MOSCOW, March 9 (Reuters) - Russian police inspected the Moscow office of PricewaterhouseCoopers (PwC) [PWC.UL] on Friday over back-tax claims and a criminal investigation into the auditors’ former client YUKOS YUKO.MM, a spokeswoman for PwC said.
“There are checks from the interior ministry to do with tax claims for 2002,” the spokeswoman said, adding PwC were accused of owing the Russian tax authorities around $11 million.
“The tax authorities did not recognise our expenses to do with paying for foreign experts’ services,” she said.
PwC denies it owes outstanding tax. The firm had lost three legal cases over the tax claims and intended to appeal to the Higher Arbitration Court, she added.
“The second inspection is by the Prosecutor-General’s office and is linked to the continuing criminal investigation into the activity of YUKOS,” the spokeswoman said.
No-one at the federal law enforcement authorities in Moscow could be reached for comment.
Last December, Russian tax authorities filed a suit against the local branch of PwC accusing it of producing a false audit for YUKOS, once Russia’s largest and most profitable oil firm.
Responding to that suit at the time, PwC said it acted strictly in line with Russian law and was ready to defend its position in court.
But the PwC spokeswoman said the checks on Friday were not related to the suit and that prosecutors were seeking data to help with their inquiry into YUKOS.

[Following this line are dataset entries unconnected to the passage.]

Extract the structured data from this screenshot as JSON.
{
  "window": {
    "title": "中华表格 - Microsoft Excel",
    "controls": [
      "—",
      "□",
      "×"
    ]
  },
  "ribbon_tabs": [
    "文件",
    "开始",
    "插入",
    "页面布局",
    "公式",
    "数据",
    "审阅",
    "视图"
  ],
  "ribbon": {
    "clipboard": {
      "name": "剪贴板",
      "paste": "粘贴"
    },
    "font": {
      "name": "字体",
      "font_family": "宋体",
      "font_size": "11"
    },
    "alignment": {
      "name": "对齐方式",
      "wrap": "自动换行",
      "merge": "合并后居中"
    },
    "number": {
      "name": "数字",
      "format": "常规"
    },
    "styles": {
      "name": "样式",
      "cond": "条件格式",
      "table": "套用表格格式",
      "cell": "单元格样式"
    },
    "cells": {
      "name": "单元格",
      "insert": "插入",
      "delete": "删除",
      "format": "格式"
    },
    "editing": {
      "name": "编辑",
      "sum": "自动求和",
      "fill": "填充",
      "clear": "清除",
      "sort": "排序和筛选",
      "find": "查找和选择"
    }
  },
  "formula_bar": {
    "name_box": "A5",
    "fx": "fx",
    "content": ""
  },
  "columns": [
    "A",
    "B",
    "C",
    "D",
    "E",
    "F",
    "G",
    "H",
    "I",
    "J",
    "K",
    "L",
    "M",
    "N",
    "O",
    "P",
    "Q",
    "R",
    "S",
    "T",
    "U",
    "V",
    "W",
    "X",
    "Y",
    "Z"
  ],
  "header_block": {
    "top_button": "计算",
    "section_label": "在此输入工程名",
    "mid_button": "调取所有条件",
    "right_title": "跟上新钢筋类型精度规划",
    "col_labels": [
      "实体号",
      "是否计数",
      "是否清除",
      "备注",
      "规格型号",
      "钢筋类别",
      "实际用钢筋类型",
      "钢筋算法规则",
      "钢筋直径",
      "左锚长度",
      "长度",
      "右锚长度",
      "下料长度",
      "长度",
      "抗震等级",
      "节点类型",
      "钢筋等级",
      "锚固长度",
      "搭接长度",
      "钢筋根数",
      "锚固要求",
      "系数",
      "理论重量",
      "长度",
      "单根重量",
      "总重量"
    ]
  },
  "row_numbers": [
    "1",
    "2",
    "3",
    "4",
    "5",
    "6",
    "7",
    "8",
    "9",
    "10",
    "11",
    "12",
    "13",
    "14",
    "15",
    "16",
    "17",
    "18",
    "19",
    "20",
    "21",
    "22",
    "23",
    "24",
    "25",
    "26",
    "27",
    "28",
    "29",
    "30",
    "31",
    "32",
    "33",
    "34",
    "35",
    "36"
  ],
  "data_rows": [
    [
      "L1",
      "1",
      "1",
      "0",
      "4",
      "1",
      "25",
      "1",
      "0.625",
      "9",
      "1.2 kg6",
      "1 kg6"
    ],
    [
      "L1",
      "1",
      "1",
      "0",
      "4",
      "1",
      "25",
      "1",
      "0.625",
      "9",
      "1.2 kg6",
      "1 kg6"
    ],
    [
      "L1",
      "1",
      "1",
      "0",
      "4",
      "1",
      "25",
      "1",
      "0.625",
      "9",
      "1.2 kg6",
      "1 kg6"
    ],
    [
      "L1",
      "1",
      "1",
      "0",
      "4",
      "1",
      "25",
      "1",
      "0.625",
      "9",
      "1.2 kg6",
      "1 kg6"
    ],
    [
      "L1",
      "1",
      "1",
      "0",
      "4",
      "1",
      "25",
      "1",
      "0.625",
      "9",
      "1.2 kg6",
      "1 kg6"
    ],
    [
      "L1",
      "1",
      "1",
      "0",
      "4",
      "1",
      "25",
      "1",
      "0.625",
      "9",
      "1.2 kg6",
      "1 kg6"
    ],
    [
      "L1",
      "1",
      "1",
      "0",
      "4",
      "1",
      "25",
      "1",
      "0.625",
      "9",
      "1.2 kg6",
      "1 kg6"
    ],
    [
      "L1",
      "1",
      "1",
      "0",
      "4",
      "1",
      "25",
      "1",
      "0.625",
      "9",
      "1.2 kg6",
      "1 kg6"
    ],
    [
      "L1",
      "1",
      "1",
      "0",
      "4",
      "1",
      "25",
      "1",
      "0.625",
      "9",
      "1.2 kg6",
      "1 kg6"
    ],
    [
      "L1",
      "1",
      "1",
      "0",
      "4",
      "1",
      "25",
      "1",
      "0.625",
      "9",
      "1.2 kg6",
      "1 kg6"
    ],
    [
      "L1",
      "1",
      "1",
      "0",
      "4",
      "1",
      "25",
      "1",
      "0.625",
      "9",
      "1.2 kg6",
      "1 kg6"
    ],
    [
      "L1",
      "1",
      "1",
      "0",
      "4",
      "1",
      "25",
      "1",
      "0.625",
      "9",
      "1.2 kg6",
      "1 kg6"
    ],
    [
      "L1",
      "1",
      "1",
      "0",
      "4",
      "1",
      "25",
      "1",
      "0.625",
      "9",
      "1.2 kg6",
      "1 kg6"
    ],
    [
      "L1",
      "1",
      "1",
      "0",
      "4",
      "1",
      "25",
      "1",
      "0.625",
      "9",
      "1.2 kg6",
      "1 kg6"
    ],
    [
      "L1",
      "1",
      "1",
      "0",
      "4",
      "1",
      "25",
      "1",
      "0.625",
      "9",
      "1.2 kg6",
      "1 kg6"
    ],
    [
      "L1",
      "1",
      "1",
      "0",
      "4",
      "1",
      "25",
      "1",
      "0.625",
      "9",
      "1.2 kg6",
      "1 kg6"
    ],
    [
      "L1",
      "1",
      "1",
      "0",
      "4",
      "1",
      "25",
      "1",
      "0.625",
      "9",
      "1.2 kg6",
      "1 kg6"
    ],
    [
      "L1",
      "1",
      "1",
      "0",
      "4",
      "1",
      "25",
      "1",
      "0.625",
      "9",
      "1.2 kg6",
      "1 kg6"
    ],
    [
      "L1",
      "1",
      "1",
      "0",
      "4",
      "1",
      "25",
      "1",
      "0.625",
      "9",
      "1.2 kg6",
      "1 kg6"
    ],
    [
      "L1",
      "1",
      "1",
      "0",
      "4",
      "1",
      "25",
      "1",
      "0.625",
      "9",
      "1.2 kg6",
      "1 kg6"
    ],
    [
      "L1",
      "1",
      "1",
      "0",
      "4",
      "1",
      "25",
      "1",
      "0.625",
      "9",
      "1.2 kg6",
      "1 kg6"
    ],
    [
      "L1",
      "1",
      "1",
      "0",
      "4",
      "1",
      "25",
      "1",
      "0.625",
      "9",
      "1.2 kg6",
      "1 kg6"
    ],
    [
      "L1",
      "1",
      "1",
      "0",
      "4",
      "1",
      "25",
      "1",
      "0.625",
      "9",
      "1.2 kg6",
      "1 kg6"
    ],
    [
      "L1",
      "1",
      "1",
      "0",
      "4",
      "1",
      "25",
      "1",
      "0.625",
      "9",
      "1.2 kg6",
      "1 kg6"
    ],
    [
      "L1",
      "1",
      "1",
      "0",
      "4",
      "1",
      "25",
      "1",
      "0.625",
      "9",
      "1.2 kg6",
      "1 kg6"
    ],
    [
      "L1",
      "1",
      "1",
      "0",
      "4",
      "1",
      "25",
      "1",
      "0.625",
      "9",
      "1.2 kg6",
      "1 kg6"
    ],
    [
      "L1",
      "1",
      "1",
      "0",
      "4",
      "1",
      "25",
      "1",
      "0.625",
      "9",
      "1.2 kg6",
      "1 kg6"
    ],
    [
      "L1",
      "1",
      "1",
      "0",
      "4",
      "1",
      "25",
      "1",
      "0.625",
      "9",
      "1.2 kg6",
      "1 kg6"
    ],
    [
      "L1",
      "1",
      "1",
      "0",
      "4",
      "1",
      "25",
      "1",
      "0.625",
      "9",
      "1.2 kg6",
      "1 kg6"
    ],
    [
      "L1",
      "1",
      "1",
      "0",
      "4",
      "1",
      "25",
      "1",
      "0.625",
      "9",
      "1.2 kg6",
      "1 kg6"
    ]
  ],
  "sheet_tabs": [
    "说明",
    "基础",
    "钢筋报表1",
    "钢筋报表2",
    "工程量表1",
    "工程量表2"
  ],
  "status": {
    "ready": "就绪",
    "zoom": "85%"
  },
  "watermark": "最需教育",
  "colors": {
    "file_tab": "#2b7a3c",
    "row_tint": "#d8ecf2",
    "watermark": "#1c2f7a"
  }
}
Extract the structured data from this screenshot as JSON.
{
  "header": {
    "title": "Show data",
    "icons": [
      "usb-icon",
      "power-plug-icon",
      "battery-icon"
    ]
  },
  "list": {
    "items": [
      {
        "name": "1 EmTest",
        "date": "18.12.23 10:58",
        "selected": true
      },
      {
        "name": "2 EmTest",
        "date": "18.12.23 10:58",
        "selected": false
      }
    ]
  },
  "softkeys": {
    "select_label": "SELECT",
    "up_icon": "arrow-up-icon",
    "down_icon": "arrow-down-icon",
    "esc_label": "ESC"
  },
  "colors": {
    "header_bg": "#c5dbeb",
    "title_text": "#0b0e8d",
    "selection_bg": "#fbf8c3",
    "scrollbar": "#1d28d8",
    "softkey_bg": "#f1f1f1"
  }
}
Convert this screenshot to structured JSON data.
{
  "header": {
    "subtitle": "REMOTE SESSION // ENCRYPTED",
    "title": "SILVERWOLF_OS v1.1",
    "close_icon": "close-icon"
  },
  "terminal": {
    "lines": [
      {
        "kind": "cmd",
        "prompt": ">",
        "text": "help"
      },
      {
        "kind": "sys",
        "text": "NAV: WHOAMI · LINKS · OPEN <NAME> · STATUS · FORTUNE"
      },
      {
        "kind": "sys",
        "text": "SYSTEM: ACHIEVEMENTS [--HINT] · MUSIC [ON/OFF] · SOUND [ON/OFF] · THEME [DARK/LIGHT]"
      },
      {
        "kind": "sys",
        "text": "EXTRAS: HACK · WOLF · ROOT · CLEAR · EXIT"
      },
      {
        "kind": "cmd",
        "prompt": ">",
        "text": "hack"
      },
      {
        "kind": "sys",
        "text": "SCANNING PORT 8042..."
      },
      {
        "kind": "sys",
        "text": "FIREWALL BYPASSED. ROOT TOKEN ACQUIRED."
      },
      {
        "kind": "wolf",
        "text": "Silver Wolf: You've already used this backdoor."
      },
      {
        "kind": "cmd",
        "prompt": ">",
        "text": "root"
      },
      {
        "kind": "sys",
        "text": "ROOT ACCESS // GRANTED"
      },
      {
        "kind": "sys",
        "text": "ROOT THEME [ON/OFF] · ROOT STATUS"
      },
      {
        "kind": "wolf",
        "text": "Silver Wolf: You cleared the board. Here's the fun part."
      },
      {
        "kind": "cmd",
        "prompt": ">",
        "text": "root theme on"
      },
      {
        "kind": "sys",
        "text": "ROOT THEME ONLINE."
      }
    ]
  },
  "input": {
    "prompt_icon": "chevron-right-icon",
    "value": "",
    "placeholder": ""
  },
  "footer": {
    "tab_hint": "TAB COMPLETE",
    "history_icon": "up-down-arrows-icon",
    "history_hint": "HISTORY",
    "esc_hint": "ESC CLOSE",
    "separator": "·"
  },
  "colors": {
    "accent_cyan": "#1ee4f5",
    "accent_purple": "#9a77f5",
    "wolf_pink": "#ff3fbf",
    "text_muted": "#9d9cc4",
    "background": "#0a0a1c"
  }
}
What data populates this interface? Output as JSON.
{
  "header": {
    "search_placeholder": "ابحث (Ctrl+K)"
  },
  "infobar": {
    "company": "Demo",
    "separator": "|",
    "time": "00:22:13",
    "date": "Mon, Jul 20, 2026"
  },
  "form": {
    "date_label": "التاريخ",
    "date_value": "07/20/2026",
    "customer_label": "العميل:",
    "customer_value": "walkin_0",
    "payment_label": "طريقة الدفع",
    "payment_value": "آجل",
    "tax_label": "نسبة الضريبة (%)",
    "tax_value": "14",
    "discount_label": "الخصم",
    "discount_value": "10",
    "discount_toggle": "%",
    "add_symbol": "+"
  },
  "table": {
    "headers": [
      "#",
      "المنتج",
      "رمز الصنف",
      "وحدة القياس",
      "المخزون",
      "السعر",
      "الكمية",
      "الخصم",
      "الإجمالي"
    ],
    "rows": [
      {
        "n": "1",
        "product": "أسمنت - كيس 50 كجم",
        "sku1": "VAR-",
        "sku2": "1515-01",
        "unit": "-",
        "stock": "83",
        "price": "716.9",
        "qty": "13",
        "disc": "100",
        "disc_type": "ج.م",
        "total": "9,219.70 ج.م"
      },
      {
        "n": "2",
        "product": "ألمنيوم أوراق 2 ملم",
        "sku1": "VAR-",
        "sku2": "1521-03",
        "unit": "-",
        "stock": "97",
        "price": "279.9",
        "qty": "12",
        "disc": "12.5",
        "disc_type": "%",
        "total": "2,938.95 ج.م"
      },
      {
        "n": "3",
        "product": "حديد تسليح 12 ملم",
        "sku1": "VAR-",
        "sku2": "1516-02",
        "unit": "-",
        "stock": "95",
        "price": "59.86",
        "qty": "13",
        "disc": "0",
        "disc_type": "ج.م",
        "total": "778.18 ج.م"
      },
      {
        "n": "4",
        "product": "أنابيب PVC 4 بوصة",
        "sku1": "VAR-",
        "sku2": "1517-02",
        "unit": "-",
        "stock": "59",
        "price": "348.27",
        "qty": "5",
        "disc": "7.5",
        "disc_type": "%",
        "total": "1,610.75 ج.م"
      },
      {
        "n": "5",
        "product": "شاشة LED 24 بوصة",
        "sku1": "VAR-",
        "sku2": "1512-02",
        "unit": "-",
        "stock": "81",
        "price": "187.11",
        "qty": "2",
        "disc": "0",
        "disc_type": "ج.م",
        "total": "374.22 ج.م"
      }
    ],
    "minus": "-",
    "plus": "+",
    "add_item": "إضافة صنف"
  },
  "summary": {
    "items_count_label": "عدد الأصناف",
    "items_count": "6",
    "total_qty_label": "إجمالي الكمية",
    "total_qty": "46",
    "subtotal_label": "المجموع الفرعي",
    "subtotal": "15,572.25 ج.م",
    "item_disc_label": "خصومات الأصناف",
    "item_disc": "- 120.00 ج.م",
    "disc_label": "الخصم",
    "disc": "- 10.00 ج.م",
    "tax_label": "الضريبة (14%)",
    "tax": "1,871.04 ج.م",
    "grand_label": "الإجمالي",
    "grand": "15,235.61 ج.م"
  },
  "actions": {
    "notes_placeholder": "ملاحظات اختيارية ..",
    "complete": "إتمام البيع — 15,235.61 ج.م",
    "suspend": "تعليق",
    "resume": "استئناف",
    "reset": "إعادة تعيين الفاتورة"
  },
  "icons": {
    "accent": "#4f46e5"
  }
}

YUKOS’s main shareholder Mikhail Khodorkovsky is serving eight years in prison for fraud and tax evasion and his firm’s biggest assets have been auctioned off to pay off huge back tax demands.
Khodorkovsky says he and his firm are the targets of a Kremlin campaign to punish him for his political ambitions. Officials deny any political motive.
PwC audits the accounts of many major Russian oil and gas firms. In December, the firm said its clients were responsible for one-half of Russia’s overall gross domestic product.